Task requirements:
Please report how many lines of the following entries hold the word "user", giving the number alone.

Task inputs:
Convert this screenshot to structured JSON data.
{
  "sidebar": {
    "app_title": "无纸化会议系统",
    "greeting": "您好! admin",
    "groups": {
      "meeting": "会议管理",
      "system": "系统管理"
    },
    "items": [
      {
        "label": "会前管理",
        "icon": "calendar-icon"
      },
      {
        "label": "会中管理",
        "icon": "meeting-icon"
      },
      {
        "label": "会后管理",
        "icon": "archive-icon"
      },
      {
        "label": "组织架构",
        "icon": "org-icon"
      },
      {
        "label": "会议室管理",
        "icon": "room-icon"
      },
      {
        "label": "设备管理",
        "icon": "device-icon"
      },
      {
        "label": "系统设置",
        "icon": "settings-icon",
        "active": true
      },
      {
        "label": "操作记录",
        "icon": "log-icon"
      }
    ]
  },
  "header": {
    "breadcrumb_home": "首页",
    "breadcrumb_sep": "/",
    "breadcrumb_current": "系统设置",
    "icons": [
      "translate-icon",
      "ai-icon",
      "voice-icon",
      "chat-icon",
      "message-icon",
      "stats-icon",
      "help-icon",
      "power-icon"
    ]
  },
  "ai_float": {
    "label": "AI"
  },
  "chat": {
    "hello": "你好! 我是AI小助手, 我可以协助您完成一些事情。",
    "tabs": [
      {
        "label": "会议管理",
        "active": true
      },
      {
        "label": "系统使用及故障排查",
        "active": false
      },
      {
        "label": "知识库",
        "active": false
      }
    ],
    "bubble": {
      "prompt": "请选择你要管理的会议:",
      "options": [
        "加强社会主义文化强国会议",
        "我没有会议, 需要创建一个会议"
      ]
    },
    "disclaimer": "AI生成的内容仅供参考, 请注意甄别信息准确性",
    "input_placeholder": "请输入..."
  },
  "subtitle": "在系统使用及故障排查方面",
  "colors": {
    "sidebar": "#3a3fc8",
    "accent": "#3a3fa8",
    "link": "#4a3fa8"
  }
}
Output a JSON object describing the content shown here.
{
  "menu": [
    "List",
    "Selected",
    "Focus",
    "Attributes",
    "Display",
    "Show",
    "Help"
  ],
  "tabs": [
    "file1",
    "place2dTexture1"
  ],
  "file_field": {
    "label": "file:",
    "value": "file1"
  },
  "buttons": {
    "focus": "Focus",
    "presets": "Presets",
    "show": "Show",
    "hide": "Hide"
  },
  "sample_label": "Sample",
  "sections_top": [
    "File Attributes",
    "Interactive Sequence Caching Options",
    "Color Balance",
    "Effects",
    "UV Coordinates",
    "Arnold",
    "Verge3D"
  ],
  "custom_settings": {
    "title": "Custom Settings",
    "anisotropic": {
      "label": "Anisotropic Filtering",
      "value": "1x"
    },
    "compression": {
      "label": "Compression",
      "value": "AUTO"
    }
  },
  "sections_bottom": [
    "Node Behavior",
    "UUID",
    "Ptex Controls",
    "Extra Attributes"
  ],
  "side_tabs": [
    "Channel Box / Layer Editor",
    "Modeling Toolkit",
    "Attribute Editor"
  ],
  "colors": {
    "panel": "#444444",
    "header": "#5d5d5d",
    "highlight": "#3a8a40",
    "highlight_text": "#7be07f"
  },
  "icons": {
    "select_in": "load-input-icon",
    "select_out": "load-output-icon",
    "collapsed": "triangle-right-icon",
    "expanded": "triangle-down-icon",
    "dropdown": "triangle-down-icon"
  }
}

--

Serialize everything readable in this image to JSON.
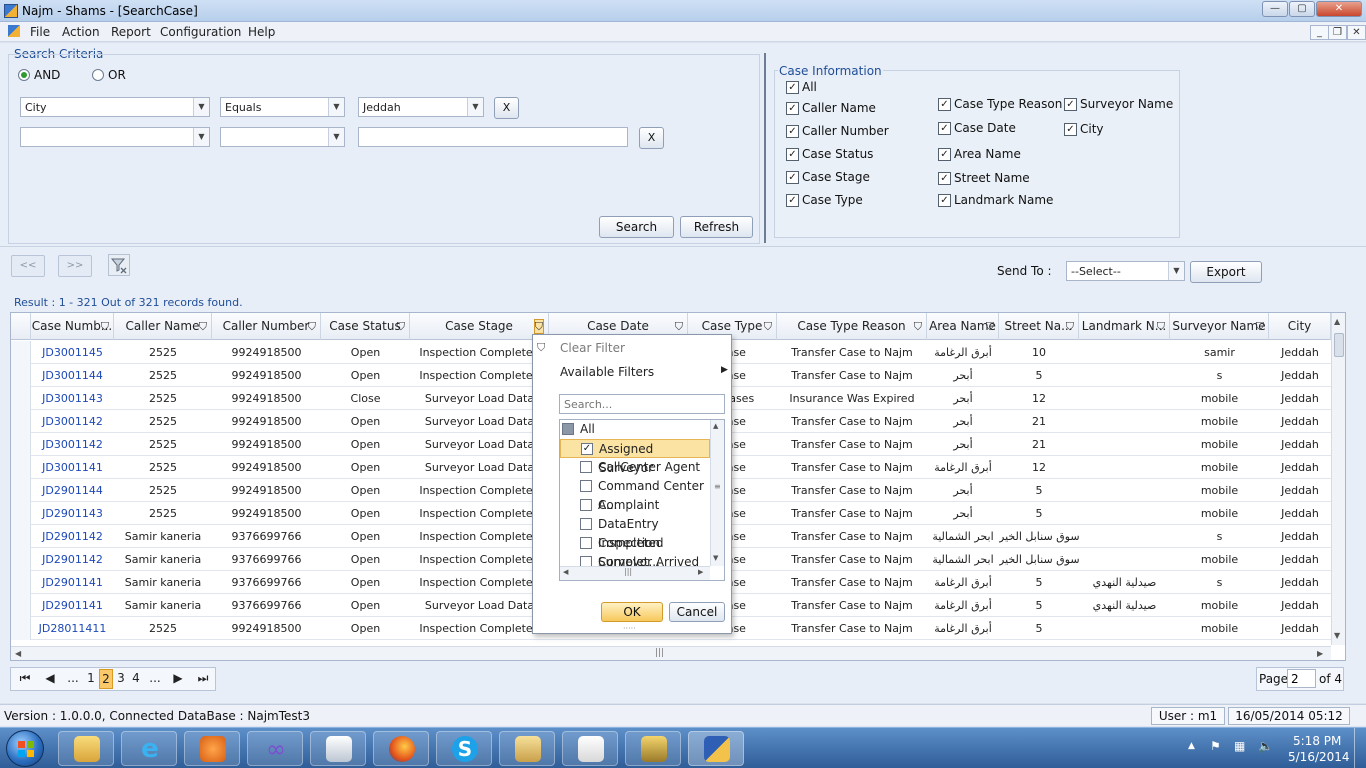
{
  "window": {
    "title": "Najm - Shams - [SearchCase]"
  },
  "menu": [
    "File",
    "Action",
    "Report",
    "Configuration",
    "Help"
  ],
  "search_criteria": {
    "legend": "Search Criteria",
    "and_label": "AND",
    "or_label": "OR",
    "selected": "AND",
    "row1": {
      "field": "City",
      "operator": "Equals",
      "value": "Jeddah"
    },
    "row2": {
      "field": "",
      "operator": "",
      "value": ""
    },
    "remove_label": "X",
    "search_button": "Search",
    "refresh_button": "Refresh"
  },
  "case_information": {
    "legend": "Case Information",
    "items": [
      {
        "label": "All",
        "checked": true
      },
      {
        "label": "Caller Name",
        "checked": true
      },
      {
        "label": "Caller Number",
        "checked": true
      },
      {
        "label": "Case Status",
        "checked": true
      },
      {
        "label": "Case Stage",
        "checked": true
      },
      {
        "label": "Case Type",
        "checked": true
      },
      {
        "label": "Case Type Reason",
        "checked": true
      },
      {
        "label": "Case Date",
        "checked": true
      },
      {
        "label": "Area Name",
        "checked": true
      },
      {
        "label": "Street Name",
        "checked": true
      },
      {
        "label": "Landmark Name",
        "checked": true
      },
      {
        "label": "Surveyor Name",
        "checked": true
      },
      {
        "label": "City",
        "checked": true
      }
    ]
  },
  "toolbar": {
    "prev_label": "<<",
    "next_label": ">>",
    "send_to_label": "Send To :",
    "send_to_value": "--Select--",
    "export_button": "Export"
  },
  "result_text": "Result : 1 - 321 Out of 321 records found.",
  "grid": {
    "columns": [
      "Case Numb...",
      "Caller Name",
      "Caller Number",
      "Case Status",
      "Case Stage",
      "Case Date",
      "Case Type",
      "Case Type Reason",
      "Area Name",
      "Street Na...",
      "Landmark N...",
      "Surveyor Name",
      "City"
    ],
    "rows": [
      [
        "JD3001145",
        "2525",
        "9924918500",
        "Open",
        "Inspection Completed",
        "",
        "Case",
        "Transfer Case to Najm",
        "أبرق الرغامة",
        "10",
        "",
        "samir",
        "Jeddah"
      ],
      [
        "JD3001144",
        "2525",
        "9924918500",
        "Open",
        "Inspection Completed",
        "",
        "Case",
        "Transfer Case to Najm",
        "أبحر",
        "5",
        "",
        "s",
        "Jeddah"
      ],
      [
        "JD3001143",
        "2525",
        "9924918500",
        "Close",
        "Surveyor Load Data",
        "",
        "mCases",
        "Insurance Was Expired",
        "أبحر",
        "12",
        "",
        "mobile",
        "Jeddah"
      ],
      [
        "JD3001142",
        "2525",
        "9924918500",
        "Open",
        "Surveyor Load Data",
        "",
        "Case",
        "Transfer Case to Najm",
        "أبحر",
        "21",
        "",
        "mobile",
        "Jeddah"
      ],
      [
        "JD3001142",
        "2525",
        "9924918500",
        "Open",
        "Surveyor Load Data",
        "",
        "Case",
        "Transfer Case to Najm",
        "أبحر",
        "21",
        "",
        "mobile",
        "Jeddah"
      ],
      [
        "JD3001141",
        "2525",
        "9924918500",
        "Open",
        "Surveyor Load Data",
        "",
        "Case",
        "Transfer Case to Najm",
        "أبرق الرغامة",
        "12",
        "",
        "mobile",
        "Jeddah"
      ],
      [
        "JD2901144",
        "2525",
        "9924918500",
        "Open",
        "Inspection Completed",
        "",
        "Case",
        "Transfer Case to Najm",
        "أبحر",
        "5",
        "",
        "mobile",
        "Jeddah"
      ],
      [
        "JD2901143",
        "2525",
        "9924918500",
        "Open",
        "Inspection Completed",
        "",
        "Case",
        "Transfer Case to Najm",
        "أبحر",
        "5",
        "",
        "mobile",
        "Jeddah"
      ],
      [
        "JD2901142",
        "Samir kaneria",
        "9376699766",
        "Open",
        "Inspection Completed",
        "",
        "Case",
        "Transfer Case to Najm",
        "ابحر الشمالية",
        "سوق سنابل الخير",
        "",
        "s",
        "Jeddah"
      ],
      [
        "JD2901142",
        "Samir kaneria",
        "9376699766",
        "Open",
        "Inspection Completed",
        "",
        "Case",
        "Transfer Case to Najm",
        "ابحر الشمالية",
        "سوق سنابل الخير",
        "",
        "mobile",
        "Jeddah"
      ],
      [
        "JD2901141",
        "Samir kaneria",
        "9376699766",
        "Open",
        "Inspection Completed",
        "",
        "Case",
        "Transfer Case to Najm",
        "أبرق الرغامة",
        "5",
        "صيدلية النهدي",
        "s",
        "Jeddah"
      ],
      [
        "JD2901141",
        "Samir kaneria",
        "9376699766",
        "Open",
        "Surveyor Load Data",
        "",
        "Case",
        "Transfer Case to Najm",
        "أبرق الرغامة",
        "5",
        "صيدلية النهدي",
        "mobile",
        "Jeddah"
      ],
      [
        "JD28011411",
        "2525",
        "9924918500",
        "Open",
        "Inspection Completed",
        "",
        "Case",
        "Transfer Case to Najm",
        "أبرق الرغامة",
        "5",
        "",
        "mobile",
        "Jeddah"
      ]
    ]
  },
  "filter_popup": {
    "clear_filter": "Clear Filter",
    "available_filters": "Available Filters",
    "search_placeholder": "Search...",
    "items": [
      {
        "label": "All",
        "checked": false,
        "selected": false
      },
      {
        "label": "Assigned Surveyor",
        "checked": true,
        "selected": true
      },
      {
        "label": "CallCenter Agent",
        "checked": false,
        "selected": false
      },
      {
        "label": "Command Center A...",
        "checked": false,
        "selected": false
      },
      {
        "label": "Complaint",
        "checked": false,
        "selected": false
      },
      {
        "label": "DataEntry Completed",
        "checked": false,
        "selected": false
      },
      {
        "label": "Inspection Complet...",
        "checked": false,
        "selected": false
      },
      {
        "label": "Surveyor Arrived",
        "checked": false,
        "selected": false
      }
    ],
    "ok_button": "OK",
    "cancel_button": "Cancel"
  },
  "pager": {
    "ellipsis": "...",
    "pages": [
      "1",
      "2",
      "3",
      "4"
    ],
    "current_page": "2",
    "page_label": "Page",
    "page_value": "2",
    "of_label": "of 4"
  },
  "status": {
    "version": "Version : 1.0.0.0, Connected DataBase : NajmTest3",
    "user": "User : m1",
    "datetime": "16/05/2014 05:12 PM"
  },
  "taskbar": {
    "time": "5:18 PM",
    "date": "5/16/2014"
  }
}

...

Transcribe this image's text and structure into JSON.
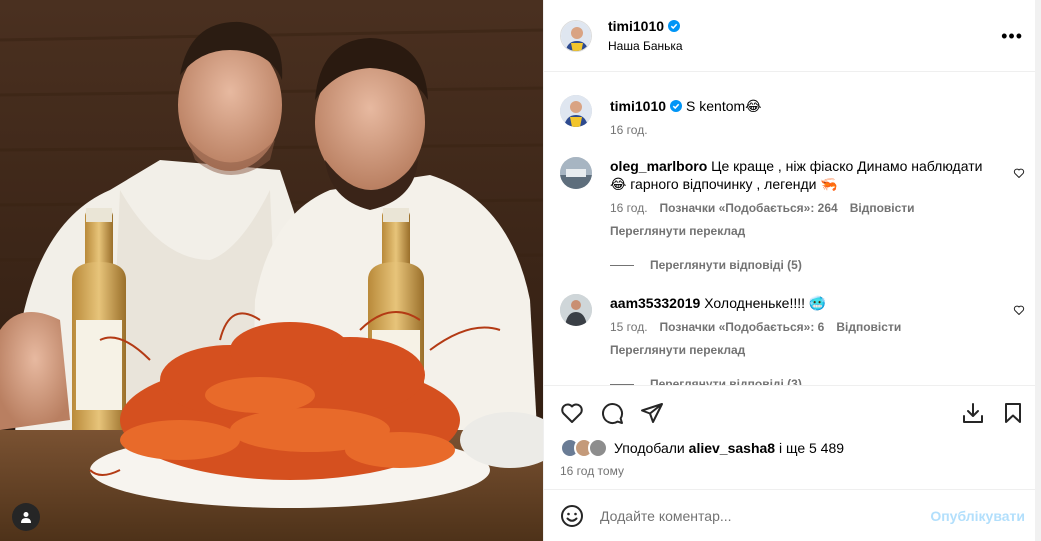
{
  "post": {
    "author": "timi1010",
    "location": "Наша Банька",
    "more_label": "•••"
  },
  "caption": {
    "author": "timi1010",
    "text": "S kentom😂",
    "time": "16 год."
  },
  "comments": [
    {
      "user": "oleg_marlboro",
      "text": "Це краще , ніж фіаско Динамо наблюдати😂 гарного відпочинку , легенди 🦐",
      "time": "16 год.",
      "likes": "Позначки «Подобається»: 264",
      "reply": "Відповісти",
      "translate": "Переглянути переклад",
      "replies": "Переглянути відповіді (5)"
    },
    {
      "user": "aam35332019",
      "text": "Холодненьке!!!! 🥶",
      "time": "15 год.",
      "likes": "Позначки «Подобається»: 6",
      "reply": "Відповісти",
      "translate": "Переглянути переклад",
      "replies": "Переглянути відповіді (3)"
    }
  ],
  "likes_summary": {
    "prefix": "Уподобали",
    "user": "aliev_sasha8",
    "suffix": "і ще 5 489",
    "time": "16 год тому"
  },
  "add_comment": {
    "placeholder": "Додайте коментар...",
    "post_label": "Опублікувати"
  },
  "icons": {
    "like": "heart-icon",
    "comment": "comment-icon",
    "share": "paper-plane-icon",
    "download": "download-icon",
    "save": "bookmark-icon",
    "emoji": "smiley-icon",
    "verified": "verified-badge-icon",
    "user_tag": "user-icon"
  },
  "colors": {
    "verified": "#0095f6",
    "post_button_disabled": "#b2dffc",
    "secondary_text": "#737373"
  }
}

Written response:
5